One of the most important decisions an RF engineer will make when designing a new system is choosing the right type of oscillator, and determining what signal output will be the best fit for the application. Each come with their own set of advantages and disadvantages. In this article, wer're talking about temperature controlled crystal oscillatos (TCXO) and the clipped sinewaves they produce. We'll cover the pros and cons of the TCXO and its signal type, as well as some common applications that these oscillators are used with.
RF engineers are always trying to improve the performance of the systems they work on. A perfect, 100% stable signal which never deviates from the intended frequency will probably never be attainable in reality; the toll that the physical environment and time will take on a crystal remains a fact of life.

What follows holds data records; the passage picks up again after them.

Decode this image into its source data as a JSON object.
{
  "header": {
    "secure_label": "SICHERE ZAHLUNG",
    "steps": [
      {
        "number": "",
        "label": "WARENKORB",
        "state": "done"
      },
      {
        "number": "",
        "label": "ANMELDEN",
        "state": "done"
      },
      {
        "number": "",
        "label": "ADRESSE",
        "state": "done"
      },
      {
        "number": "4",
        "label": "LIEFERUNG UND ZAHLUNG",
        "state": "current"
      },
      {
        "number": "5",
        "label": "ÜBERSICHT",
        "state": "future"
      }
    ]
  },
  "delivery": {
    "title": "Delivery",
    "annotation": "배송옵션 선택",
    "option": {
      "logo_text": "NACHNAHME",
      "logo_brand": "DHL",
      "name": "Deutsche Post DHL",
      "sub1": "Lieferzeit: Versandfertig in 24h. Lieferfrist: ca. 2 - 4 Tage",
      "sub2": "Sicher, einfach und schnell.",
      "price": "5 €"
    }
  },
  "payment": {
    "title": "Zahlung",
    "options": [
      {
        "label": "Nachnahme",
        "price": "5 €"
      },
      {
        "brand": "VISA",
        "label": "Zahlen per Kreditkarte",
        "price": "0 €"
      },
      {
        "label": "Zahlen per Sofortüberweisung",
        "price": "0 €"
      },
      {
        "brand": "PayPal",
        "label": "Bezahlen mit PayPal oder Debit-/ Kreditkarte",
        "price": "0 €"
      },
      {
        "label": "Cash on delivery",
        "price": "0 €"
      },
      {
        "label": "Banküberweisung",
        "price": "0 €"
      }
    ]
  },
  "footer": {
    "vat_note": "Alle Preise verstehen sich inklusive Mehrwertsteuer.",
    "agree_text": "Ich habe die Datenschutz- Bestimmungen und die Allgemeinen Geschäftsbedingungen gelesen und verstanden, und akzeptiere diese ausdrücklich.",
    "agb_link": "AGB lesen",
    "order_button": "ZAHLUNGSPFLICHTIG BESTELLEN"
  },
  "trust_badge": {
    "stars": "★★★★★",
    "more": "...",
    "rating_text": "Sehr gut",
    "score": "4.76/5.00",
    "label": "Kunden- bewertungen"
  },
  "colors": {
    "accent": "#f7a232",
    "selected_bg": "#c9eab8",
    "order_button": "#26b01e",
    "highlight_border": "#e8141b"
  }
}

But that doesn’t stop us from always working towards getting as close to possible to that ideal. Both of these challenges can be mitigated by selecting a high-quality oscillator. Picking the right one for the job depends on the application for which it is being used, as well as other factors like the amount of power available.
In this article, we will make the case that for those who are trying to minimize the effects of aging and improve stability without using a lot of power, a temperature-compensated crystal oscillator (TCXO) might be the right solution.
One of the core challenges any RF engineer faces is maintaining frequency stability in crystal oscillators. In an ideal world, an oscillator would transmit at the desired frequency indefinitely and without deviation…but of course, we don’t live in an ideal world, and frequency drift is a real problem in many applications. There are a number of factors which can cause an oscillator to deviate from the correct frequency, but it is not an insurmountable issue, and there are various approaches engineers can take to improve stability. In this article, we will discuss approaches to maintaining a high degree of stability in crystal oscillators.